* **YOUR INSTRUCTIONS**
Every line of the listing below should be written out exactly, minus its images.

* **SOURCE INFORMATION**
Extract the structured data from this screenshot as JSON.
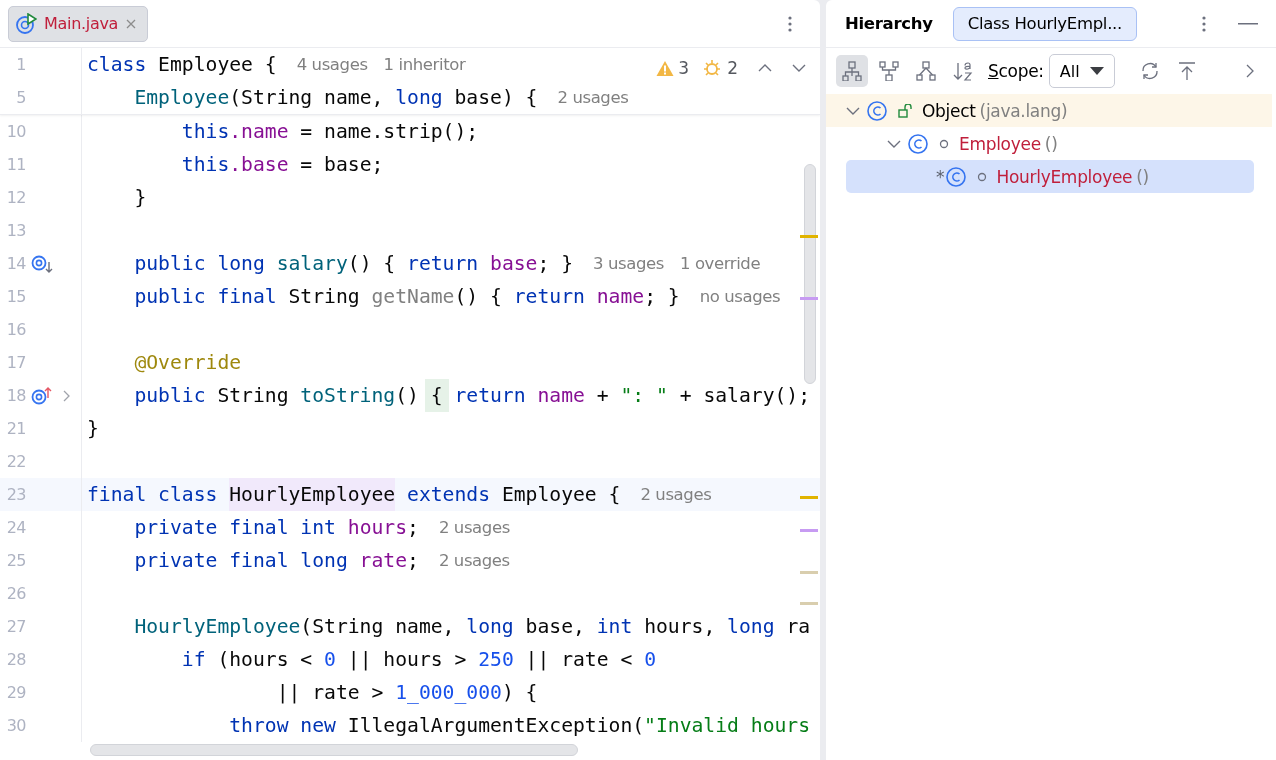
{
  "editor": {
    "tabs": [
      {
        "label": "Main.java",
        "selected": true,
        "closable": true
      }
    ],
    "inspections": {
      "warnings": "3",
      "weak_warnings": "2"
    },
    "sticky_lines": [
      {
        "number": "1",
        "tokens": [
          {
            "t": "class",
            "kind": "kw"
          },
          {
            "t": " Employee {",
            "kind": "plain"
          }
        ],
        "hints": [
          "4 usages",
          "1 inheritor"
        ]
      },
      {
        "number": "5",
        "tokens": [
          {
            "t": "    Employee",
            "kind": "fn"
          },
          {
            "t": "(String name, ",
            "kind": "plain"
          },
          {
            "t": "long",
            "kind": "kw"
          },
          {
            "t": " base) {",
            "kind": "plain"
          }
        ],
        "hints": [
          "2 usages"
        ]
      }
    ],
    "lines": [
      {
        "number": "10",
        "tokens": [
          {
            "t": "        this",
            "kind": "kw"
          },
          {
            "t": ".name",
            "kind": "field"
          },
          {
            "t": " = name.strip();",
            "kind": "plain"
          }
        ],
        "folded": false,
        "current": false
      },
      {
        "number": "11",
        "tokens": [
          {
            "t": "        this",
            "kind": "kw"
          },
          {
            "t": ".base",
            "kind": "field"
          },
          {
            "t": " = base;",
            "kind": "plain"
          }
        ],
        "folded": false,
        "current": false
      },
      {
        "number": "12",
        "tokens": [
          {
            "t": "    }",
            "kind": "plain"
          }
        ],
        "folded": false,
        "current": false
      },
      {
        "number": "13",
        "folded": false,
        "current": false
      },
      {
        "number": "14",
        "gutter": {
          "kind": "implemented"
        },
        "tokens": [
          {
            "t": "    public long",
            "kind": "kw"
          },
          {
            "t": " salary",
            "kind": "fn"
          },
          {
            "t": "() { ",
            "kind": "plain"
          },
          {
            "t": "return",
            "kind": "kw"
          },
          {
            "t": " base",
            "kind": "field"
          },
          {
            "t": "; }",
            "kind": "plain"
          }
        ],
        "hints": [
          "3 usages",
          "1 override"
        ],
        "folded": false,
        "current": false
      },
      {
        "number": "15",
        "tokens": [
          {
            "t": "    public final",
            "kind": "kw"
          },
          {
            "t": " String ",
            "kind": "plain"
          },
          {
            "t": "getName",
            "kind": "unused"
          },
          {
            "t": "() { ",
            "kind": "plain"
          },
          {
            "t": "return",
            "kind": "kw"
          },
          {
            "t": " name",
            "kind": "field"
          },
          {
            "t": "; }",
            "kind": "plain"
          }
        ],
        "hints": [
          "no usages"
        ],
        "folded": false,
        "current": false
      },
      {
        "number": "16",
        "folded": false,
        "current": false
      },
      {
        "number": "17",
        "tokens": [
          {
            "t": "    @Override",
            "kind": "ann"
          }
        ],
        "folded": false,
        "current": false
      },
      {
        "number": "18",
        "gutter": {
          "kind": "overrides"
        },
        "tokens": [
          {
            "t": "    public",
            "kind": "kw"
          },
          {
            "t": " String ",
            "kind": "plain"
          },
          {
            "t": "toString",
            "kind": "fn"
          },
          {
            "t": "() ",
            "kind": "plain"
          },
          {
            "t": "{",
            "kind": "plain",
            "highlight": {
              "kind": "brace"
            }
          },
          {
            "t": " return",
            "kind": "kw"
          },
          {
            "t": " name",
            "kind": "field"
          },
          {
            "t": " + ",
            "kind": "plain"
          },
          {
            "t": "\": \"",
            "kind": "str"
          },
          {
            "t": " + salary();",
            "kind": "plain"
          }
        ],
        "folded": true,
        "current": false
      },
      {
        "number": "21",
        "tokens": [
          {
            "t": "}",
            "kind": "plain"
          }
        ],
        "folded": false,
        "current": false
      },
      {
        "number": "22",
        "folded": false,
        "current": false
      },
      {
        "number": "23",
        "tokens": [
          {
            "t": "final class ",
            "kind": "kw"
          },
          {
            "t": "HourlyEmployee",
            "kind": "plain",
            "highlight": {
              "kind": "usage"
            }
          },
          {
            "t": " extends",
            "kind": "kw"
          },
          {
            "t": " Employee {",
            "kind": "plain"
          }
        ],
        "hints": [
          "2 usages"
        ],
        "folded": false,
        "current": true
      },
      {
        "number": "24",
        "tokens": [
          {
            "t": "    private final int",
            "kind": "kw"
          },
          {
            "t": " hours",
            "kind": "field"
          },
          {
            "t": ";",
            "kind": "plain"
          }
        ],
        "hints": [
          "2 usages"
        ],
        "folded": false,
        "current": false
      },
      {
        "number": "25",
        "tokens": [
          {
            "t": "    private final long",
            "kind": "kw"
          },
          {
            "t": " rate",
            "kind": "field"
          },
          {
            "t": ";",
            "kind": "plain"
          }
        ],
        "hints": [
          "2 usages"
        ],
        "folded": false,
        "current": false
      },
      {
        "number": "26",
        "folded": false,
        "current": false
      },
      {
        "number": "27",
        "tokens": [
          {
            "t": "    HourlyEmployee",
            "kind": "fn"
          },
          {
            "t": "(String name, ",
            "kind": "plain"
          },
          {
            "t": "long",
            "kind": "kw"
          },
          {
            "t": " base, ",
            "kind": "plain"
          },
          {
            "t": "int",
            "kind": "kw"
          },
          {
            "t": " hours, ",
            "kind": "plain"
          },
          {
            "t": "long",
            "kind": "kw"
          },
          {
            "t": " ra",
            "kind": "plain"
          }
        ],
        "folded": false,
        "current": false
      },
      {
        "number": "28",
        "tokens": [
          {
            "t": "        if",
            "kind": "kw"
          },
          {
            "t": " (hours < ",
            "kind": "plain"
          },
          {
            "t": "0",
            "kind": "num"
          },
          {
            "t": " || hours > ",
            "kind": "plain"
          },
          {
            "t": "250",
            "kind": "num"
          },
          {
            "t": " || rate < ",
            "kind": "plain"
          },
          {
            "t": "0",
            "kind": "num"
          }
        ],
        "folded": false,
        "current": false
      },
      {
        "number": "29",
        "tokens": [
          {
            "t": "                || rate > ",
            "kind": "plain"
          },
          {
            "t": "1_000_000",
            "kind": "num"
          },
          {
            "t": ") {",
            "kind": "plain"
          }
        ],
        "folded": false,
        "current": false
      },
      {
        "number": "30",
        "tokens": [
          {
            "t": "            throw new",
            "kind": "kw"
          },
          {
            "t": " IllegalArgumentException(",
            "kind": "plain"
          },
          {
            "t": "\"Invalid hours",
            "kind": "str"
          }
        ],
        "folded": false,
        "current": false
      }
    ]
  },
  "hierarchy": {
    "title": "Hierarchy",
    "tab": {
      "label": "Class HourlyEmpl...",
      "selected": true
    },
    "toolbar": [
      {
        "kind": "type-hierarchy",
        "selected": true
      },
      {
        "kind": "supertypes",
        "selected": false
      },
      {
        "kind": "subtypes",
        "selected": false
      },
      {
        "kind": "sort",
        "selected": false
      }
    ],
    "scope": {
      "label": "Scope:",
      "value": "All"
    },
    "actions": [
      {
        "kind": "refresh"
      },
      {
        "kind": "export"
      },
      {
        "kind": "more"
      }
    ],
    "tree": [
      {
        "name": "Object",
        "detail": "(java.lang)",
        "color": "#000000",
        "kind": "public",
        "base": true,
        "expanded": true,
        "selected": false,
        "children": [
          {
            "name": "Employee",
            "detail": "()",
            "color": "#c01f3b",
            "kind": "package",
            "base": false,
            "expanded": true,
            "selected": false,
            "children": [
              {
                "name": "HourlyEmployee",
                "detail": "()",
                "color": "#c01f3b",
                "kind": "package",
                "base": false,
                "expanded": false,
                "selected": true,
                "marker": "*"
              }
            ]
          }
        ]
      }
    ]
  }
}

* **RESULT**
Extract the structured data from this screenshot as JSON.
{
  "editor": {
    "tabs": [
      {
        "label": "Main.java",
        "selected": true,
        "closable": true
      }
    ],
    "inspections": {
      "warnings": "3",
      "weak_warnings": "2"
    },
    "sticky_lines": [
      {
        "number": "1",
        "tokens": [
          {
            "t": "class",
            "kind": "kw"
          },
          {
            "t": " Employee {",
            "kind": "plain"
          }
        ],
        "hints": [
          "4 usages",
          "1 inheritor"
        ]
      },
      {
        "number": "5",
        "tokens": [
          {
            "t": "    Employee",
            "kind": "fn"
          },
          {
            "t": "(String name, ",
            "kind": "plain"
          },
          {
            "t": "long",
            "kind": "kw"
          },
          {
            "t": " base) {",
            "kind": "plain"
          }
        ],
        "hints": [
          "2 usages"
        ]
      }
    ],
    "lines": [
      {
        "number": "10",
        "tokens": [
          {
            "t": "        this",
            "kind": "kw"
          },
          {
            "t": ".name",
            "kind": "field"
          },
          {
            "t": " = name.strip();",
            "kind": "plain"
          }
        ],
        "folded": false,
        "current": false
      },
      {
        "number": "11",
        "tokens": [
          {
            "t": "        this",
            "kind": "kw"
          },
          {
            "t": ".base",
            "kind": "field"
          },
          {
            "t": " = base;",
            "kind": "plain"
          }
        ],
        "folded": false,
        "current": false
      },
      {
        "number": "12",
        "tokens": [
          {
            "t": "    }",
            "kind": "plain"
          }
        ],
        "folded": false,
        "current": false
      },
      {
        "number": "13",
        "folded": false,
        "current": false
      },
      {
        "number": "14",
        "gutter": {
          "kind": "implemented"
        },
        "tokens": [
          {
            "t": "    public long",
            "kind": "kw"
          },
          {
            "t": " salary",
            "kind": "fn"
          },
          {
            "t": "() { ",
            "kind": "plain"
          },
          {
            "t": "return",
            "kind": "kw"
          },
          {
            "t": " base",
            "kind": "field"
          },
          {
            "t": "; }",
            "kind": "plain"
          }
        ],
        "hints": [
          "3 usages",
          "1 override"
        ],
        "folded": false,
        "current": false
      },
      {
        "number": "15",
        "tokens": [
          {
            "t": "    public final",
            "kind": "kw"
          },
          {
            "t": " String ",
            "kind": "plain"
          },
          {
            "t": "getName",
            "kind": "unused"
          },
          {
            "t": "() { ",
            "kind": "plain"
          },
          {
            "t": "return",
            "kind": "kw"
          },
          {
            "t": " name",
            "kind": "field"
          },
          {
            "t": "; }",
            "kind": "plain"
          }
        ],
        "hints": [
          "no usages"
        ],
        "folded": false,
        "current": false
      },
      {
        "number": "16",
        "folded": false,
        "current": false
      },
      {
        "number": "17",
        "tokens": [
          {
            "t": "    @Override",
            "kind": "ann"
          }
        ],
        "folded": false,
        "current": false
      },
      {
        "number": "18",
        "gutter": {
          "kind": "overrides"
        },
        "tokens": [
          {
            "t": "    public",
            "kind": "kw"
          },
          {
            "t": " String ",
            "kind": "plain"
          },
          {
            "t": "toString",
            "kind": "fn"
          },
          {
            "t": "() ",
            "kind": "plain"
          },
          {
            "t": "{",
            "kind": "plain",
            "highlight": {
              "kind": "brace"
            }
          },
          {
            "t": " return",
            "kind": "kw"
          },
          {
            "t": " name",
            "kind": "field"
          },
          {
            "t": " + ",
            "kind": "plain"
          },
          {
            "t": "\": \"",
            "kind": "str"
          },
          {
            "t": " + salary();",
            "kind": "plain"
          }
        ],
        "folded": true,
        "current": false
      },
      {
        "number": "21",
        "tokens": [
          {
            "t": "}",
            "kind": "plain"
          }
        ],
        "folded": false,
        "current": false
      },
      {
        "number": "22",
        "folded": false,
        "current": false
      },
      {
        "number": "23",
        "tokens": [
          {
            "t": "final class ",
            "kind": "kw"
          },
          {
            "t": "HourlyEmployee",
            "kind": "plain",
            "highlight": {
              "kind": "usage"
            }
          },
          {
            "t": " extends",
            "kind": "kw"
          },
          {
            "t": " Employee {",
            "kind": "plain"
          }
        ],
        "hints": [
          "2 usages"
        ],
        "folded": false,
        "current": true
      },
      {
        "number": "24",
        "tokens": [
          {
            "t": "    private final int",
            "kind": "kw"
          },
          {
            "t": " hours",
            "kind": "field"
          },
          {
            "t": ";",
            "kind": "plain"
          }
        ],
        "hints": [
          "2 usages"
        ],
        "folded": false,
        "current": false
      },
      {
        "number": "25",
        "tokens": [
          {
            "t": "    private final long",
            "kind": "kw"
          },
          {
            "t": " rate",
            "kind": "field"
          },
          {
            "t": ";",
            "kind": "plain"
          }
        ],
        "hints": [
          "2 usages"
        ],
        "folded": false,
        "current": false
      },
      {
        "number": "26",
        "folded": false,
        "current": false
      },
      {
        "number": "27",
        "tokens": [
          {
            "t": "    HourlyEmployee",
            "kind": "fn"
          },
          {
            "t": "(String name, ",
            "kind": "plain"
          },
          {
            "t": "long",
            "kind": "kw"
          },
          {
            "t": " base, ",
            "kind": "plain"
          },
          {
            "t": "int",
            "kind": "kw"
          },
          {
            "t": " hours, ",
            "kind": "plain"
          },
          {
            "t": "long",
            "kind": "kw"
          },
          {
            "t": " ra",
            "kind": "plain"
          }
        ],
        "folded": false,
        "current": false
      },
      {
        "number": "28",
        "tokens": [
          {
            "t": "        if",
            "kind": "kw"
          },
          {
            "t": " (hours < ",
            "kind": "plain"
          },
          {
            "t": "0",
            "kind": "num"
          },
          {
            "t": " || hours > ",
            "kind": "plain"
          },
          {
            "t": "250",
            "kind": "num"
          },
          {
            "t": " || rate < ",
            "kind": "plain"
          },
          {
            "t": "0",
            "kind": "num"
          }
        ],
        "folded": false,
        "current": false
      },
      {
        "number": "29",
        "tokens": [
          {
            "t": "                || rate > ",
            "kind": "plain"
          },
          {
            "t": "1_000_000",
            "kind": "num"
          },
          {
            "t": ") {",
            "kind": "plain"
          }
        ],
        "folded": false,
        "current": false
      },
      {
        "number": "30",
        "tokens": [
          {
            "t": "            throw new",
            "kind": "kw"
          },
          {
            "t": " IllegalArgumentException(",
            "kind": "plain"
          },
          {
            "t": "\"Invalid hours",
            "kind": "str"
          }
        ],
        "folded": false,
        "current": false
      }
    ]
  },
  "hierarchy": {
    "title": "Hierarchy",
    "tab": {
      "label": "Class HourlyEmpl...",
      "selected": true
    },
    "toolbar": [
      {
        "kind": "type-hierarchy",
        "selected": true
      },
      {
        "kind": "supertypes",
        "selected": false
      },
      {
        "kind": "subtypes",
        "selected": false
      },
      {
        "kind": "sort",
        "selected": false
      }
    ],
    "scope": {
      "label": "Scope:",
      "value": "All"
    },
    "actions": [
      {
        "kind": "refresh"
      },
      {
        "kind": "export"
      },
      {
        "kind": "more"
      }
    ],
    "tree": [
      {
        "name": "Object",
        "detail": "(java.lang)",
        "color": "#000000",
        "kind": "public",
        "base": true,
        "expanded": true,
        "selected": false,
        "children": [
          {
            "name": "Employee",
            "detail": "()",
            "color": "#c01f3b",
            "kind": "package",
            "base": false,
            "expanded": true,
            "selected": false,
            "children": [
              {
                "name": "HourlyEmployee",
                "detail": "()",
                "color": "#c01f3b",
                "kind": "package",
                "base": false,
                "expanded": false,
                "selected": true,
                "marker": "*"
              }
            ]
          }
        ]
      }
    ]
  }
}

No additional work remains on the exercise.